When we left Paul yesterday he was being carried into the barracks for his own protection and examination. He had been attacked by MANY Jews and dragged out of the temple. They meant to kill him but the soldiers intervened. Today he is on the threshold of the barracks when he asks if he can address the crowd.
The tribune thought Paul was an Egyptian who had recently caused a great deal of trouble. To him, this would have made sense regarding what had just happened. His comment about Paul speaking Greek makes me wonder. Had Paul spoken to him in Greek or was the tribune asking him to do so now? Was Greek the language of the tribune or the Roman guards?
Paul provided his pedigree and asked to be allowed to speak to the people. I wonder if the tribune agreed to Paul’s request because it was now a Jew v Jew issue.
After all the chaos going on in the crowd I am surprised that they quieted down at a simple motion from Paul. He commanded them with authority at that moment. Was that accomplished through the Holy Spirit? The man they were just trying to kill is now someone they want to hear from.
They REALLY got quiet when he started speaking to them in Hebrew. Hebrew was specifically a Jewish language. It was what their scriptures were written in. It was precious to them. This demanded their attention and respect. It also showed his education and status.
Paul started with his bloodline, birth place and education. He made sure the crowd knew he was truly Jewish through and through. He moved on to his credentials and convictions that agreed with their current beliefs.
He took his time taking them through his story and they hung on his every word. They even willingly followed him through his meeting with Jesus on the road to Damascus. They were silent as he told of the miracle of the light, the voice and the message. Jesus’ name didn’t stir them to action; they simply listened on.
When Paul introduced Ananias to the story he made sure to mention that he was a “devout man according to the law, and well spoken of by all the Jews who lived there” (verse 12). He told of how he received his healing through Ananias’ hands and his confirmation of Paul’s calling.
Paul then begins to relate to them his experience as a new believer, starting with his baptism. He skips over his training in Damascus and fast forwards to when he returned to Jerusalem. He still has the crow in the palm of his hand. They are listening intently.
Finally Paul shares his vision from the temple and his “conversation” with God.
I have a question I want to ask here. When Paul is relating his conversation with God, is he wondering over why his conversion wouldn’t be believed or arguing for his unworthiness to be used?
God addressed both possibilities in Paul’s argument. He told him He was sending him instead to the Gentiles. THIS is where he lost the crowd. We will get to look at the crowd’s behavior and the cost tomorrow. For now, I want to look back at Paul’s argument and God’s answer instead.
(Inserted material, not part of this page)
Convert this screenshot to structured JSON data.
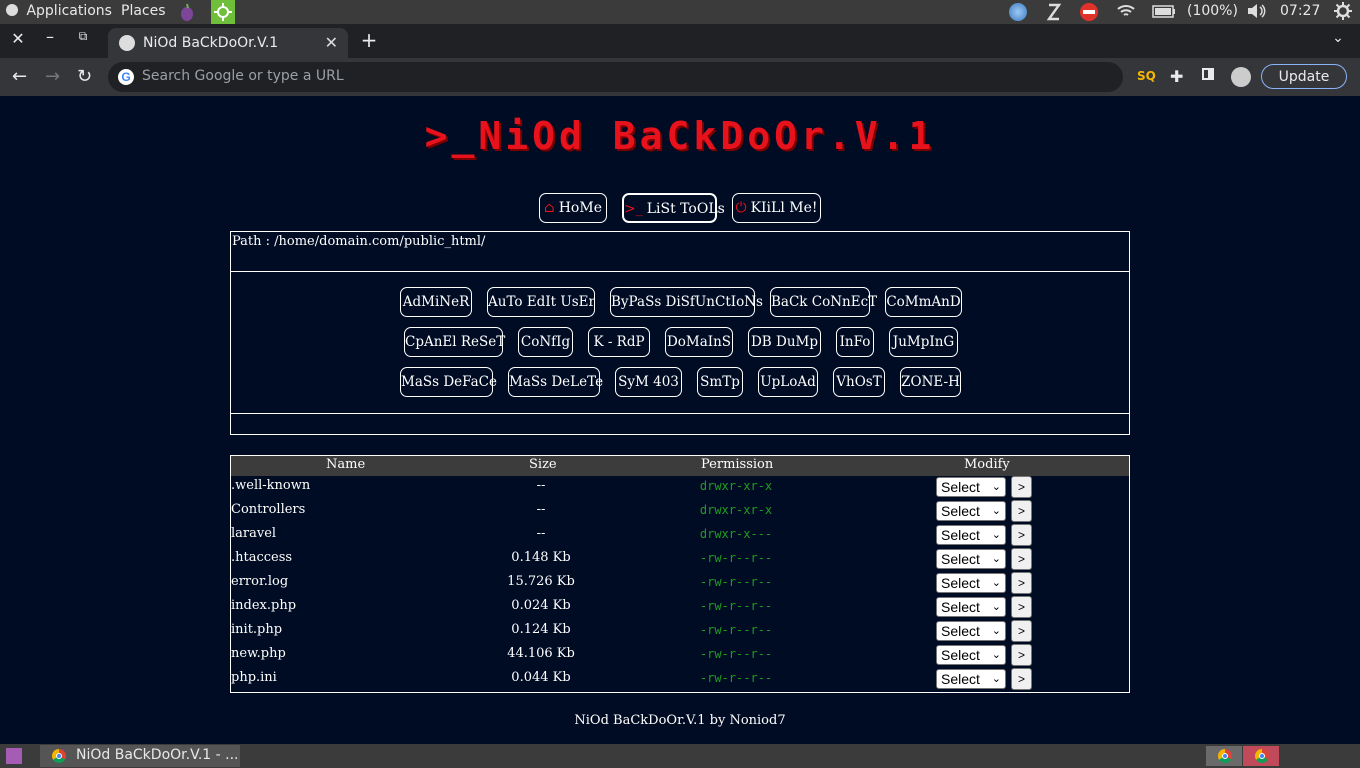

Scenario 1: Before his encounter with Jesus, Paul was accustomed to authority; being in charge. He had the respect and confidence of all the religious leaders. He was very educated and could argue the law with the best of them. After his conversion he tried to use those same skills and standing to bring others to the understanding of who Jesus really was/is. He used the shared foundation of religious teaching to build on. But his zeal for his newfound understanding may have been too much for the Jerusalem crowd. No matter how hard he argued they wouldn’t believe. Did their refusal make Paul feel inadequate to the task? He had argued until he was blue in the face, yet it only resulted in them wanting to kill him. Did he believe that they wouldn’t listen to him because of his past?
Scenario 2: Paul had done some pretty horrible things to those who followed Jesus before his conversion. Did he carry guilt around with that knowledge? Was he telling God that he was not worthy to be used because of his past? Many of the people who were believers before Paul were afraid his conversion wasn’t real. They thought it was a trick to entrap them.
When God answered Paul’s argument He didn’t directly address either of these possible directions. He also didn’t tell Paul that he had to abandon all he knew to be of service. Instead He gave him a new direction. God didn’t tell Paul not to try and reach the Jews along the way. He didn’t hold his hand and try and convince him that, yes, he was worthy to be used by Him. He also didn’t tell him to abandon everything he had learned and try a new approach. Instead, God used the tools Paul had acquired throughout his lifetime and pointed them in a new direction. Paul would not have gone to the Gentiles without God’s direction. But because of Paul’s experience he was able to reach a people that few others could or would.
Paul had lived his life as strictly as he could according to the law, yet he found no salvation in it. Through the Holy Spirit Paul recognized the true purpose of the law. It was to point to Jesus. Paul’s inability to reach salvation through the law helped him realize that the law was not a requirement for salvation. That is what he was able to bring to the Gentiles. God used his past to craft his future. But his willingness to surrender to His will is what made him God’s tool. Worthy or not, he willingly went.
God can and does use us too. He capitalizes on our past and couples it with our willingness. “Worthy or not, here I come.”